Brown v. Board of Education of 1954; the breakthrough case that ended the de jure segregation of schools in the U.S.; was a phenomenal step towards civil rights liberty. But the actual kick start to this movement had transpired years prior (in 1946) to Brown's case. A small group of people had worked together to abolish the segregation rule in California; thus stamping California as the first state in the U.S. to do so.
It was a period in history when racial discrimination against Hispanics and other minority communities was a recognised evil. The people involved were acclaimed as national heroes, and activism took a complete turn towards mandate reforms.

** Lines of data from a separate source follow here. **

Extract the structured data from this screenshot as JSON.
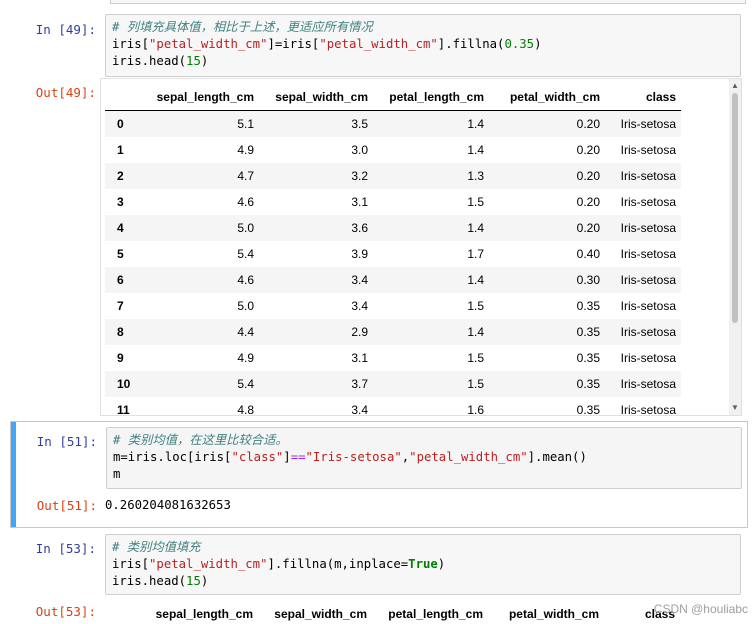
{
  "cell49": {
    "in_prompt": "In  [49]:",
    "code_comment": "# 列填充具体值，相比于上述，更适应所有情况",
    "code_line2_a": "iris[",
    "code_line2_s1": "\"petal_width_cm\"",
    "code_line2_b": "]=iris[",
    "code_line2_s2": "\"petal_width_cm\"",
    "code_line2_c": "].fillna(",
    "code_line2_n": "0.35",
    "code_line2_d": ")",
    "code_line3_a": "iris.head(",
    "code_line3_n": "15",
    "code_line3_b": ")",
    "out_prompt": "Out[49]:"
  },
  "table": {
    "columns": [
      "",
      "sepal_length_cm",
      "sepal_width_cm",
      "petal_length_cm",
      "petal_width_cm",
      "class"
    ],
    "rows": [
      [
        "0",
        "5.1",
        "3.5",
        "1.4",
        "0.20",
        "Iris-setosa"
      ],
      [
        "1",
        "4.9",
        "3.0",
        "1.4",
        "0.20",
        "Iris-setosa"
      ],
      [
        "2",
        "4.7",
        "3.2",
        "1.3",
        "0.20",
        "Iris-setosa"
      ],
      [
        "3",
        "4.6",
        "3.1",
        "1.5",
        "0.20",
        "Iris-setosa"
      ],
      [
        "4",
        "5.0",
        "3.6",
        "1.4",
        "0.20",
        "Iris-setosa"
      ],
      [
        "5",
        "5.4",
        "3.9",
        "1.7",
        "0.40",
        "Iris-setosa"
      ],
      [
        "6",
        "4.6",
        "3.4",
        "1.4",
        "0.30",
        "Iris-setosa"
      ],
      [
        "7",
        "5.0",
        "3.4",
        "1.5",
        "0.35",
        "Iris-setosa"
      ],
      [
        "8",
        "4.4",
        "2.9",
        "1.4",
        "0.35",
        "Iris-setosa"
      ],
      [
        "9",
        "4.9",
        "3.1",
        "1.5",
        "0.35",
        "Iris-setosa"
      ],
      [
        "10",
        "5.4",
        "3.7",
        "1.5",
        "0.35",
        "Iris-setosa"
      ],
      [
        "11",
        "4.8",
        "3.4",
        "1.6",
        "0.35",
        "Iris-setosa"
      ]
    ]
  },
  "cell51": {
    "in_prompt": "In  [51]:",
    "code_comment": "# 类别均值，在这里比较合适。",
    "code_line2_a": "m=iris.loc[iris[",
    "code_line2_s1": "\"class\"",
    "code_line2_b": "]",
    "code_line2_op": "==",
    "code_line2_s2": "\"Iris-setosa\"",
    "code_line2_c": ",",
    "code_line2_s3": "\"petal_width_cm\"",
    "code_line2_d": "].mean()",
    "code_line3": "m",
    "out_prompt": "Out[51]:",
    "out_value": "0.260204081632653"
  },
  "cell53": {
    "in_prompt": "In  [53]:",
    "code_comment": "# 类别均值填充",
    "code_line2_a": "iris[",
    "code_line2_s1": "\"petal_width_cm\"",
    "code_line2_b": "].fillna(m,inplace=",
    "code_line2_kw": "True",
    "code_line2_c": ")",
    "code_line3_a": "iris.head(",
    "code_line3_n": "15",
    "code_line3_b": ")",
    "out_prompt": "Out[53]:"
  },
  "watermark": "CSDN @houliabc",
  "colors": {
    "selected_cell_bar": "#42a5f5",
    "in_prompt": "#303f9f",
    "out_prompt": "#d84315"
  }
}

Mendez v. Westminster
The Mendez case was a precursor and paved the path for Brown v. Board of Education. The Mendez household comprising Felicitas, Gonzalo and their three kids; earned out of a successful agriculture business venture. Their 40-acre asparagus farm was a land leased out by the owners, the Munemitsus; a Japanese-American family deported to internment camps after the Second World War.

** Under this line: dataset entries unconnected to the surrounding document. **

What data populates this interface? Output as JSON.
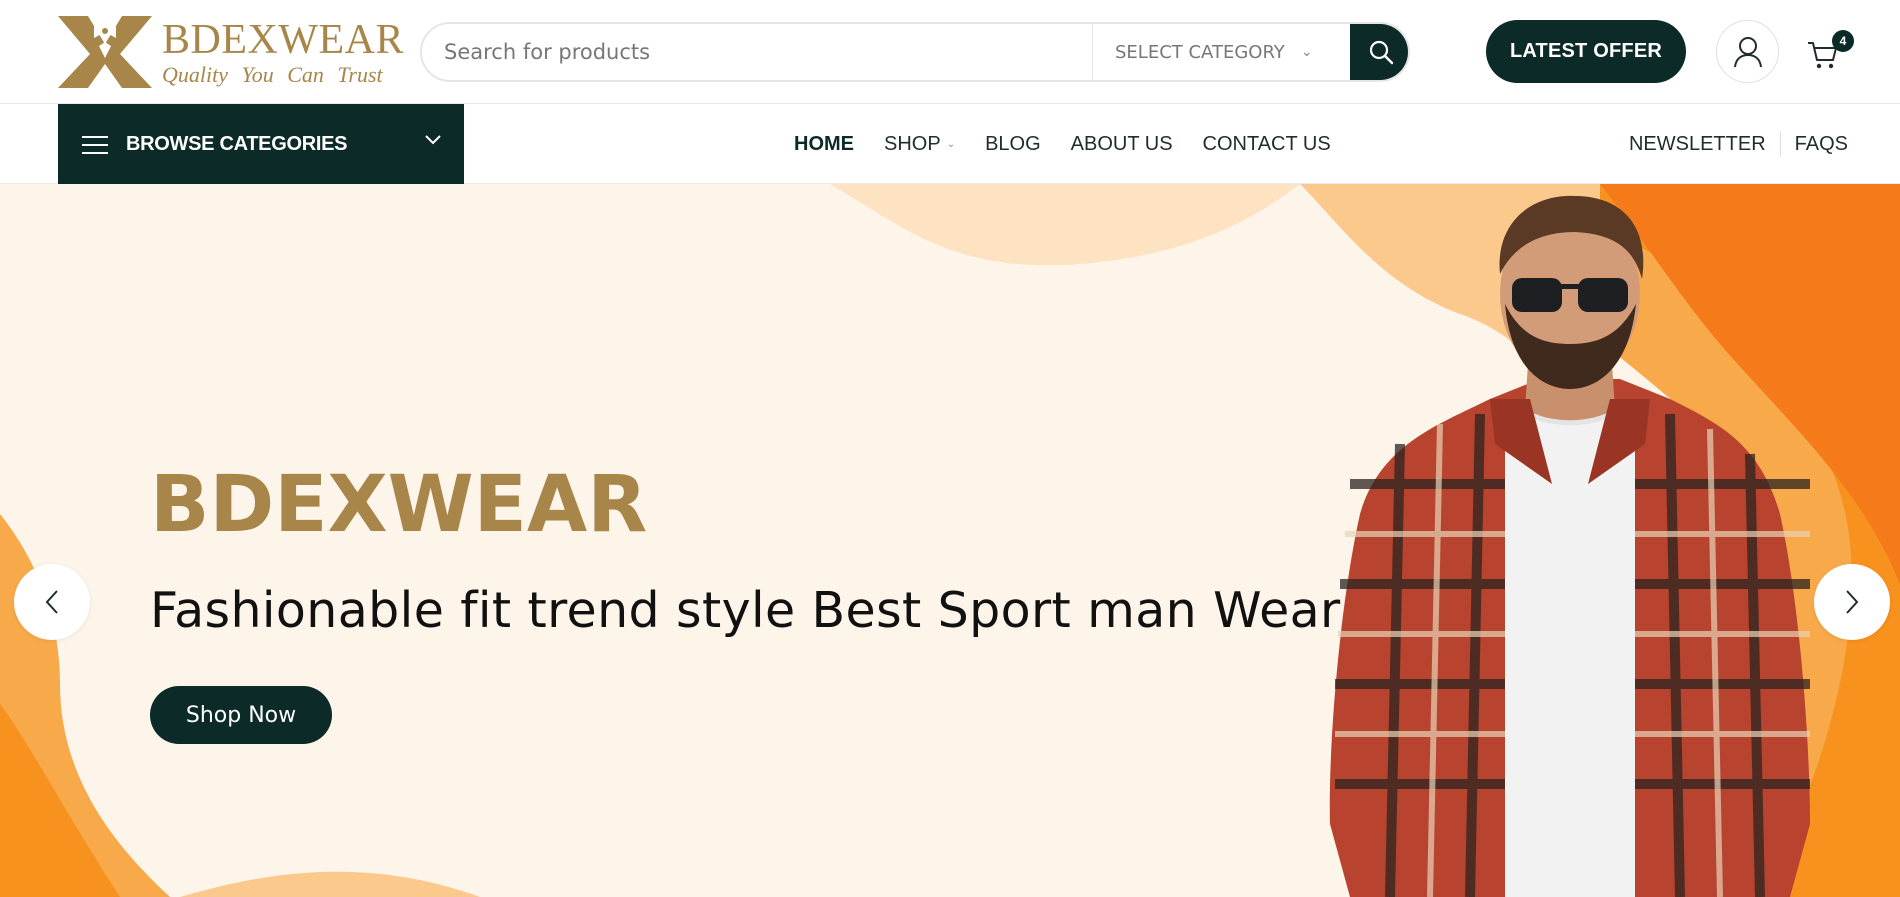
{
  "brand": {
    "name": "BDEXWEAR",
    "tagline": "Quality You Can Trust",
    "color": "#a8864a",
    "logo_icon": "bowtie-k-logo"
  },
  "search": {
    "placeholder": "Search for products",
    "category_label": "SELECT CATEGORY",
    "submit_icon": "search-icon"
  },
  "header": {
    "offer_label": "LATEST OFFER",
    "account_icon": "user-icon",
    "cart_icon": "cart-icon",
    "cart_count": "4"
  },
  "nav": {
    "browse_label": "BROWSE CATEGORIES",
    "items": [
      {
        "label": "HOME",
        "active": true
      },
      {
        "label": "SHOP",
        "has_dropdown": true
      },
      {
        "label": "BLOG"
      },
      {
        "label": "ABOUT US"
      },
      {
        "label": "CONTACT US"
      }
    ],
    "right_links": [
      "NEWSLETTER",
      "FAQS"
    ]
  },
  "hero": {
    "title": "BDEXWEAR",
    "subtitle": "Fashionable fit trend style Best Sport man Wear",
    "cta_label": "Shop Now",
    "prev_icon": "chevron-left-icon",
    "next_icon": "chevron-right-icon"
  },
  "colors": {
    "primary": "#0b2a28",
    "accent_gold": "#a8864a",
    "hero_bg": "#fdf4ea",
    "orange": "#f7931e"
  }
}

Felicitas and Gonzalo Mendez had faced their fair share of atrocities as kids. But, when their children were denied admission into a Westminster Elementary School for being coloured and Mexican and hence deemed unfit to study with the ‘White’; they took it upon themselves to seek justice on behalf of the coloured citizens. They got together with the United Latin-American Citizens and on 2nd March 1945, filed a legal lawsuit against four Orange County school districts: Westminster, Santa Ana, El Medina and Garden Grove.
Their case attained a whooping victory on 18th February 1946. The judge Paul J. McCormick ruled the case in their favour. Several organisations joined the appellate case and finally, a year later, the legal system ruled in favour of Mexican-American families. The Mendez kids along with many others were allowed to attend an 'all-white' school.
Gonzalo and Felicitas Mendez have passed on, leaving behind six children (four sons and two daughters) and their heroic, selfless legacies. Their daughter, Sylvia Mendez, is one of the most prominent American civil rights activists. President Barack Obama had awarded her with the Presidential Medal of Freedom in 2011.
Sandra Mendez Duran (the younger daughter of the Mendez household) in Sandra Robbie's Emmy-winning 2003 documentary, 'Mendez vs. Westminster: For All the Children/Para Todos los Niños' had revealed that her parents never talked about it at home. She came across a book 'North from Mexico' at University and learnt about the splendid Mendez history. It was not a big deal for her parents; their name mentioned in history books, acclaimed as revolutionaries. When Sandra asked my mom about it, she had replied in the most humble manner, 'Ah yes! We did that. It was before you were born.'
"My mom was a person of faith, and she wanted us to treat everybody with respect. The Golden Rule: treat people as you expect them to treat you. And that's what she taught us."
~ Sandra Mendez Duran
The Hispanic Heritage Month celebrates (15th September- 15th October) Hispanic American heroes for their contributions towards the betterment of America; inspiring many others to triumph. The first Hispanic Heritage Week observation was in 1968 under President Lyndon Johnson. In 1988, President Ronald Reagan broadened it to a month-long celebration and enacted it under the law.
The Hispanic Heritage Month of 2020 marks 73 years of an epic battle for liberation and equality; of social justice and respect. A battle, even though forgotten, ended up motioning changes in mindset and outlook. 'Separate is never equal'~ Judge McCormick. Every race and colour is just a variation in outward appearance and not a prudent judgemental criterion.
So, Happy Celebrating!
Todos somos diferentes, lo cual es genial porque todos somos únicos. Sin diversidad, la vida sería aburrida.
We are all different, which is great because we are all unique. Without diversity, life would be boring.
Free Image Source